That bring me back to my original point about perfectionism being rooted in sin. The easiest way to see it is the standards we set for ourselves, and more importantly why we set them so high. 

We believe that our lives must be perfect. We must achieve the perfect grades, be the perfect friend, family member or romantic partner. Getting something "wrong" is a disaster, a blemish upon our record. And just to clarify "wrong" is defined as anything less than perfection.

Our value and self-worth lies in getting everything right (perfect) and we will bend ourselves over backwards to achieve this. Take the example of when I was determined to get both of my friends to church, even though dad had told me we could only take one. I had to be a "good" friend and couldn't stand to be seen as anything less than exceptional. 

In all of this you can see I'm something of a silly goose but that whole toxic sin part may not be obvious so I'll make it clear: In seeking perfection I am living in rebellion against God. I am embracing the lie that I that I can save myself. Afterall all I had to was get everything "right." Jesus is great and all but I can do this on my own, thanks all the same. The consequence of this is that I am telling God "your love and your salvation is not enough." Rejecting God and His truth is living in rebellion

Perfectionism has had a hold on me for a long time. It's hard to let go. But I remember those moments of brokeness before God where I've told Him how much I hate it, that I despise it and curse it as sin. God hates our sin, but He loves us. It may sound odd but I want to hate my sin more than I want to hold onto it. 

So how am I shaking the hold of perfectionism? By choosing to hate it and love God and His way more. His way is the narrow path, where I must daily crucify my flesh and choose to follow Him. At this point putting to death perfectionism feels like I'm killing part of myself but even then... I don't want it anymore.

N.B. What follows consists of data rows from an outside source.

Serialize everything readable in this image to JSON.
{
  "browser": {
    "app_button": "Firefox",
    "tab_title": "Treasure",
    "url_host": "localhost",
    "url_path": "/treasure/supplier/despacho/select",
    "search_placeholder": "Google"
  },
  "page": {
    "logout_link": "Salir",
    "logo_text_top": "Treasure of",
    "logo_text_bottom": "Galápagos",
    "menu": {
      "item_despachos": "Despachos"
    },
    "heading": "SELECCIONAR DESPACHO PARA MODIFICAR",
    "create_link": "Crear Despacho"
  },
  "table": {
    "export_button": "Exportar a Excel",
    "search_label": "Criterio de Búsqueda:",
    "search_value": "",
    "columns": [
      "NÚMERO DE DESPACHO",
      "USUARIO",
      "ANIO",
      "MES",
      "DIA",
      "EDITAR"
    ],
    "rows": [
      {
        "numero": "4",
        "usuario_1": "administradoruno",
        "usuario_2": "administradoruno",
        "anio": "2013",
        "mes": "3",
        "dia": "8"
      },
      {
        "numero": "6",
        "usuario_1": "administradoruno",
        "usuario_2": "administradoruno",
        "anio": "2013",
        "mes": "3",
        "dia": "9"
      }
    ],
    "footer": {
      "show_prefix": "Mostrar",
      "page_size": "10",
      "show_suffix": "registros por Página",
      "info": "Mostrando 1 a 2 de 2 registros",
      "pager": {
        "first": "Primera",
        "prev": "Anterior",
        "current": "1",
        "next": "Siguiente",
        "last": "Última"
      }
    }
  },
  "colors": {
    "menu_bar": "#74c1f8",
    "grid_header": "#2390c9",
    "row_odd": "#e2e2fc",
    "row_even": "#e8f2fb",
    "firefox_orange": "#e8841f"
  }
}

Photo credit:
1. Image by geralt. Public domain. 
2. Image by Anthony Will photos. Used under CC license
3. Image by benhewittcreative. Used under CC license
4. Image by jill111. Public domain.